» Work to complete
Copy each line below exactly.

(Web page and app entries)
**********
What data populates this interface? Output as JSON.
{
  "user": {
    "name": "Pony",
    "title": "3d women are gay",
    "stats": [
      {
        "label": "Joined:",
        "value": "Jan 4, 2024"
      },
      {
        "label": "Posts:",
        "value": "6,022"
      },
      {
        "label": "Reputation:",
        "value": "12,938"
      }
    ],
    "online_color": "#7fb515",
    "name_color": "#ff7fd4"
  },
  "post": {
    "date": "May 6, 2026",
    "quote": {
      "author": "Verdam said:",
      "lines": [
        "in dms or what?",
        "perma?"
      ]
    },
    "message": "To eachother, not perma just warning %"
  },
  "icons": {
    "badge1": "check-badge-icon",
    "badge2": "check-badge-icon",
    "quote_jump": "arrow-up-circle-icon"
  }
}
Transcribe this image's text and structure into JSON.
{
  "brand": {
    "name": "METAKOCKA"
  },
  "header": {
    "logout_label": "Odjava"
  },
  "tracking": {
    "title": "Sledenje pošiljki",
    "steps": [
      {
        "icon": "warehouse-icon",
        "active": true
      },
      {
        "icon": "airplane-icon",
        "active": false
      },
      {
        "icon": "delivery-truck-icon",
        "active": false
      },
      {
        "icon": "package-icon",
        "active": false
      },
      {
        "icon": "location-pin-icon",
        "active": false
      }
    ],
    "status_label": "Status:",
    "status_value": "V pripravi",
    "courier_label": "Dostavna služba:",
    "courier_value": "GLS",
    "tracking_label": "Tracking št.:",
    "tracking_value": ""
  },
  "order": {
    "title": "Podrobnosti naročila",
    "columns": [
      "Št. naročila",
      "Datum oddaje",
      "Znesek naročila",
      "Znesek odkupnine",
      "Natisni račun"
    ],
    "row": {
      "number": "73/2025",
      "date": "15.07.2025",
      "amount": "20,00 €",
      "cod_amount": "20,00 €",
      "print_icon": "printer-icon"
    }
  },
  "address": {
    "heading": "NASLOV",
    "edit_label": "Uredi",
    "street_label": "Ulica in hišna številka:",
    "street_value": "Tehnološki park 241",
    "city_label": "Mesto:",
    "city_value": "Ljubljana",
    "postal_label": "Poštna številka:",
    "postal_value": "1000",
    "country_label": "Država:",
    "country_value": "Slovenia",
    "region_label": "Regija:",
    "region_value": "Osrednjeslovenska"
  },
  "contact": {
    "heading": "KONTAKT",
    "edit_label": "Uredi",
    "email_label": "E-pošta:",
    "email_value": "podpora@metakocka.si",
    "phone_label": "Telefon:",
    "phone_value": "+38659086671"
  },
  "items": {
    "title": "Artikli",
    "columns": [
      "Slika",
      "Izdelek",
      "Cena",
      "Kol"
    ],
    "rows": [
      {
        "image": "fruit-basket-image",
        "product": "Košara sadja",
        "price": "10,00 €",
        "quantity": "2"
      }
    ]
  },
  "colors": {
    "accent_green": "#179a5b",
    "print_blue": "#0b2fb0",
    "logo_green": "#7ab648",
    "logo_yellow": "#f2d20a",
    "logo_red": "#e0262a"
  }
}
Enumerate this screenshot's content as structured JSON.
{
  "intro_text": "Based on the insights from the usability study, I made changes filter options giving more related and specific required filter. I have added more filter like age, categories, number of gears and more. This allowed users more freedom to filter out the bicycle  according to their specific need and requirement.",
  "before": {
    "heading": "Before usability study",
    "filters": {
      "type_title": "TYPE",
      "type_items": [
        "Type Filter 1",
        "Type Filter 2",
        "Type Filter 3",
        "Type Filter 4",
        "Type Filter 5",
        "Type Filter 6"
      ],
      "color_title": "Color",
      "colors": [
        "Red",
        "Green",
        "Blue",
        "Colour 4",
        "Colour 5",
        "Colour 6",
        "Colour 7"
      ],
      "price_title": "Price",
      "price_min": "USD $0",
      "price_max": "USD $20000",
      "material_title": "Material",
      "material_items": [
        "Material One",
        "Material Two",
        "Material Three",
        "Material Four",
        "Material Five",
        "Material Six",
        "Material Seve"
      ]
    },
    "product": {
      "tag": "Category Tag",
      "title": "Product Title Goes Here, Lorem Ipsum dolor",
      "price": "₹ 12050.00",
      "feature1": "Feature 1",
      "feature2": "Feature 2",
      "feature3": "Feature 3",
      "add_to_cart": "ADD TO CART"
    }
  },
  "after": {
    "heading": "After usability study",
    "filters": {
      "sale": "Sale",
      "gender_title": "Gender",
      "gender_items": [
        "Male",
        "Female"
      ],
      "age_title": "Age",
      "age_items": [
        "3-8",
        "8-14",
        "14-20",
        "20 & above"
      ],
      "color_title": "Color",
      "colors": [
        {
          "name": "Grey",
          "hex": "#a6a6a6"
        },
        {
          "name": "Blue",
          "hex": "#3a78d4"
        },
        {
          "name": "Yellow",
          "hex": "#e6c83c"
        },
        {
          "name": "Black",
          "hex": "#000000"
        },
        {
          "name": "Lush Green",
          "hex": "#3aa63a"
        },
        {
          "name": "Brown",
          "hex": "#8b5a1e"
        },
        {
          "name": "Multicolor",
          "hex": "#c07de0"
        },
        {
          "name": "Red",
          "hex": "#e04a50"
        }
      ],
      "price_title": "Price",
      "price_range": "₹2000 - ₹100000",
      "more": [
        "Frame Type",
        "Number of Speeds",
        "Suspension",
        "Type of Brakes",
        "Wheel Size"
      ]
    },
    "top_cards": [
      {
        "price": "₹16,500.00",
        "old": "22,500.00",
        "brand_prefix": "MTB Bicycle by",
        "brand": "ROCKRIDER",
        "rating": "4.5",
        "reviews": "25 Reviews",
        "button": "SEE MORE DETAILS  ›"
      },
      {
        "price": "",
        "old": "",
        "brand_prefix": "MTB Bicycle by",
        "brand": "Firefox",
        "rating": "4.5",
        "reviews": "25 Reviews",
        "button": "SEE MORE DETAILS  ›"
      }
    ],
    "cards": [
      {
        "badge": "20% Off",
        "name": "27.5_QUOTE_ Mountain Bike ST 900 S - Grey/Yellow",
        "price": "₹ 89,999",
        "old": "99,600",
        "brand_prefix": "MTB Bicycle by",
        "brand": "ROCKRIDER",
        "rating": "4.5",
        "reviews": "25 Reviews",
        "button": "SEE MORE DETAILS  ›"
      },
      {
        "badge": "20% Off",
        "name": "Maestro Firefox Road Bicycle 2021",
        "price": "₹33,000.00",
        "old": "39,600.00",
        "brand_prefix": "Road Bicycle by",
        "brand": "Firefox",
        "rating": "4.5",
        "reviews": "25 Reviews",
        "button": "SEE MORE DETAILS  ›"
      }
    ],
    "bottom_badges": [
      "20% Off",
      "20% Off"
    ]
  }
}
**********
» Reply
What data populates this interface? Output as JSON.
{
  "user": {
    "name": "Pony",
    "title": "3d women are gay",
    "stats": [
      {
        "label": "Joined:",
        "value": "Jan 4, 2024"
      },
      {
        "label": "Posts:",
        "value": "6,022"
      },
      {
        "label": "Reputation:",
        "value": "12,938"
      }
    ],
    "online_color": "#7fb515",
    "name_color": "#ff7fd4"
  },
  "post": {
    "date": "May 6, 2026",
    "quote": {
      "author": "Verdam said:",
      "lines": [
        "in dms or what?",
        "perma?"
      ]
    },
    "message": "To eachother, not perma just warning %"
  },
  "icons": {
    "badge1": "check-badge-icon",
    "badge2": "check-badge-icon",
    "quote_jump": "arrow-up-circle-icon"
  }
}
Transcribe this image's text and structure into JSON.
{
  "brand": {
    "name": "METAKOCKA"
  },
  "header": {
    "logout_label": "Odjava"
  },
  "tracking": {
    "title": "Sledenje pošiljki",
    "steps": [
      {
        "icon": "warehouse-icon",
        "active": true
      },
      {
        "icon": "airplane-icon",
        "active": false
      },
      {
        "icon": "delivery-truck-icon",
        "active": false
      },
      {
        "icon": "package-icon",
        "active": false
      },
      {
        "icon": "location-pin-icon",
        "active": false
      }
    ],
    "status_label": "Status:",
    "status_value": "V pripravi",
    "courier_label": "Dostavna služba:",
    "courier_value": "GLS",
    "tracking_label": "Tracking št.:",
    "tracking_value": ""
  },
  "order": {
    "title": "Podrobnosti naročila",
    "columns": [
      "Št. naročila",
      "Datum oddaje",
      "Znesek naročila",
      "Znesek odkupnine",
      "Natisni račun"
    ],
    "row": {
      "number": "73/2025",
      "date": "15.07.2025",
      "amount": "20,00 €",
      "cod_amount": "20,00 €",
      "print_icon": "printer-icon"
    }
  },
  "address": {
    "heading": "NASLOV",
    "edit_label": "Uredi",
    "street_label": "Ulica in hišna številka:",
    "street_value": "Tehnološki park 241",
    "city_label": "Mesto:",
    "city_value": "Ljubljana",
    "postal_label": "Poštna številka:",
    "postal_value": "1000",
    "country_label": "Država:",
    "country_value": "Slovenia",
    "region_label": "Regija:",
    "region_value": "Osrednjeslovenska"
  },
  "contact": {
    "heading": "KONTAKT",
    "edit_label": "Uredi",
    "email_label": "E-pošta:",
    "email_value": "podpora@metakocka.si",
    "phone_label": "Telefon:",
    "phone_value": "+38659086671"
  },
  "items": {
    "title": "Artikli",
    "columns": [
      "Slika",
      "Izdelek",
      "Cena",
      "Kol"
    ],
    "rows": [
      {
        "image": "fruit-basket-image",
        "product": "Košara sadja",
        "price": "10,00 €",
        "quantity": "2"
      }
    ]
  },
  "colors": {
    "accent_green": "#179a5b",
    "print_blue": "#0b2fb0",
    "logo_green": "#7ab648",
    "logo_yellow": "#f2d20a",
    "logo_red": "#e0262a"
  }
}
Enumerate this screenshot's content as structured JSON.
{
  "intro_text": "Based on the insights from the usability study, I made changes filter options giving more related and specific required filter. I have added more filter like age, categories, number of gears and more. This allowed users more freedom to filter out the bicycle  according to their specific need and requirement.",
  "before": {
    "heading": "Before usability study",
    "filters": {
      "type_title": "TYPE",
      "type_items": [
        "Type Filter 1",
        "Type Filter 2",
        "Type Filter 3",
        "Type Filter 4",
        "Type Filter 5",
        "Type Filter 6"
      ],
      "color_title": "Color",
      "colors": [
        "Red",
        "Green",
        "Blue",
        "Colour 4",
        "Colour 5",
        "Colour 6",
        "Colour 7"
      ],
      "price_title": "Price",
      "price_min": "USD $0",
      "price_max": "USD $20000",
      "material_title": "Material",
      "material_items": [
        "Material One",
        "Material Two",
        "Material Three",
        "Material Four",
        "Material Five",
        "Material Six",
        "Material Seve"
      ]
    },
    "product": {
      "tag": "Category Tag",
      "title": "Product Title Goes Here, Lorem Ipsum dolor",
      "price": "₹ 12050.00",
      "feature1": "Feature 1",
      "feature2": "Feature 2",
      "feature3": "Feature 3",
      "add_to_cart": "ADD TO CART"
    }
  },
  "after": {
    "heading": "After usability study",
    "filters": {
      "sale": "Sale",
      "gender_title": "Gender",
      "gender_items": [
        "Male",
        "Female"
      ],
      "age_title": "Age",
      "age_items": [
        "3-8",
        "8-14",
        "14-20",
        "20 & above"
      ],
      "color_title": "Color",
      "colors": [
        {
          "name": "Grey",
          "hex": "#a6a6a6"
        },
        {
          "name": "Blue",
          "hex": "#3a78d4"
        },
        {
          "name": "Yellow",
          "hex": "#e6c83c"
        },
        {
          "name": "Black",
          "hex": "#000000"
        },
        {
          "name": "Lush Green",
          "hex": "#3aa63a"
        },
        {
          "name": "Brown",
          "hex": "#8b5a1e"
        },
        {
          "name": "Multicolor",
          "hex": "#c07de0"
        },
        {
          "name": "Red",
          "hex": "#e04a50"
        }
      ],
      "price_title": "Price",
      "price_range": "₹2000 - ₹100000",
      "more": [
        "Frame Type",
        "Number of Speeds",
        "Suspension",
        "Type of Brakes",
        "Wheel Size"
      ]
    },
    "top_cards": [
      {
        "price": "₹16,500.00",
        "old": "22,500.00",
        "brand_prefix": "MTB Bicycle by",
        "brand": "ROCKRIDER",
        "rating": "4.5",
        "reviews": "25 Reviews",
        "button": "SEE MORE DETAILS  ›"
      },
      {
        "price": "",
        "old": "",
        "brand_prefix": "MTB Bicycle by",
        "brand": "Firefox",
        "rating": "4.5",
        "reviews": "25 Reviews",
        "button": "SEE MORE DETAILS  ›"
      }
    ],
    "cards": [
      {
        "badge": "20% Off",
        "name": "27.5_QUOTE_ Mountain Bike ST 900 S - Grey/Yellow",
        "price": "₹ 89,999",
        "old": "99,600",
        "brand_prefix": "MTB Bicycle by",
        "brand": "ROCKRIDER",
        "rating": "4.5",
        "reviews": "25 Reviews",
        "button": "SEE MORE DETAILS  ›"
      },
      {
        "badge": "20% Off",
        "name": "Maestro Firefox Road Bicycle 2021",
        "price": "₹33,000.00",
        "old": "39,600.00",
        "brand_prefix": "Road Bicycle by",
        "brand": "Firefox",
        "rating": "4.5",
        "reviews": "25 Reviews",
        "button": "SEE MORE DETAILS  ›"
      }
    ],
    "bottom_badges": [
      "20% Off",
      "20% Off"
    ]
  }
}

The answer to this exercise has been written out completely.